Start of STORED DATA
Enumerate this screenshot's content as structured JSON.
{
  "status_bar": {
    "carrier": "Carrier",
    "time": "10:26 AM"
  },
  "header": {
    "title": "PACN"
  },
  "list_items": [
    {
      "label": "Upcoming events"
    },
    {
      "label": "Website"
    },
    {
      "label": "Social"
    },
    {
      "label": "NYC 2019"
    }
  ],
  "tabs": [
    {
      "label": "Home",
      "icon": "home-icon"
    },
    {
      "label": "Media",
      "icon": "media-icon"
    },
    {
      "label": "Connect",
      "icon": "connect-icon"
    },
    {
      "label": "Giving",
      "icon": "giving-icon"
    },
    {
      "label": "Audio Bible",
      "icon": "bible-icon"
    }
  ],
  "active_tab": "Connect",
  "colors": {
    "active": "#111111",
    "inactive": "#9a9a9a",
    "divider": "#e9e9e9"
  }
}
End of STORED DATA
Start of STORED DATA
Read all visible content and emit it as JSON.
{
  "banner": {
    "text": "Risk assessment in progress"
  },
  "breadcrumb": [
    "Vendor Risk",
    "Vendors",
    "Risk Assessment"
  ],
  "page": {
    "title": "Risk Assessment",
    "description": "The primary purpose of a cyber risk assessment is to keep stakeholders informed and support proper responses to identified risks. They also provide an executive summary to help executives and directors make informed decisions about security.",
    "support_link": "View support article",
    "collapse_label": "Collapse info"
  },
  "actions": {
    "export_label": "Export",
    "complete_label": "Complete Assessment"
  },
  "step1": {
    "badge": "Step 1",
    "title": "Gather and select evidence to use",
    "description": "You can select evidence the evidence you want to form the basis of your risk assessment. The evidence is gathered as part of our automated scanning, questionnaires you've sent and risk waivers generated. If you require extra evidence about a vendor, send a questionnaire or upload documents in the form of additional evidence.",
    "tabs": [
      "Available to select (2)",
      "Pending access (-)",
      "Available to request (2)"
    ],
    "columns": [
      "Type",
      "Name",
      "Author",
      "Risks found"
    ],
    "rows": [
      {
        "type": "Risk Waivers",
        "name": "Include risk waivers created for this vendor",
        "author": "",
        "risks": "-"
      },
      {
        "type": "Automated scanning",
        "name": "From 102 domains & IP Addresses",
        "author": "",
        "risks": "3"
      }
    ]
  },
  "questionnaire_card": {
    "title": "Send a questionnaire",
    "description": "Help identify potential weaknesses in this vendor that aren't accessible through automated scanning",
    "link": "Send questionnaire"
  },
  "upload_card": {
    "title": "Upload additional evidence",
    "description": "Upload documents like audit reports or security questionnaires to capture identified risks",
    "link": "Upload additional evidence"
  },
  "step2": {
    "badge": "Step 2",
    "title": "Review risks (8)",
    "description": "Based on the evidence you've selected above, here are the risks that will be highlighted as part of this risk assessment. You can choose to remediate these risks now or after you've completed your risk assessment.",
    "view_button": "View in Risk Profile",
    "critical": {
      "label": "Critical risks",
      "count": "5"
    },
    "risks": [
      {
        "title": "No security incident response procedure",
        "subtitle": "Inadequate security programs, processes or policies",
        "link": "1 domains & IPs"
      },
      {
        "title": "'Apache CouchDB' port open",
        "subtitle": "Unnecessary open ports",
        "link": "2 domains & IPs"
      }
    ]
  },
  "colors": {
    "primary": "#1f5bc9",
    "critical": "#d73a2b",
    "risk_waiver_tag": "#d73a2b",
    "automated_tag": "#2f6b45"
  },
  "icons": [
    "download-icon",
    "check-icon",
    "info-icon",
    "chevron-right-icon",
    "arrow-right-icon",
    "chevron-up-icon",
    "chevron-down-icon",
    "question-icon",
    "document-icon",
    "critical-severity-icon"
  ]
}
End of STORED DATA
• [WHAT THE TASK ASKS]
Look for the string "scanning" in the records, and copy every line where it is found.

• [REPLY]
    "description": "You can select evidence the evidence you want to form the basis of your risk assessment. The evidence is gathered as part of our automated scanning, questionnaires you've sent and risk waivers generated. If you require extra evidence about a vendor, send a questionnaire or upload documents in the form of additional evidence.",
        "type": "Automated scanning",
    "description": "Help identify potential weaknesses in this vendor that aren't accessible through automated scanning",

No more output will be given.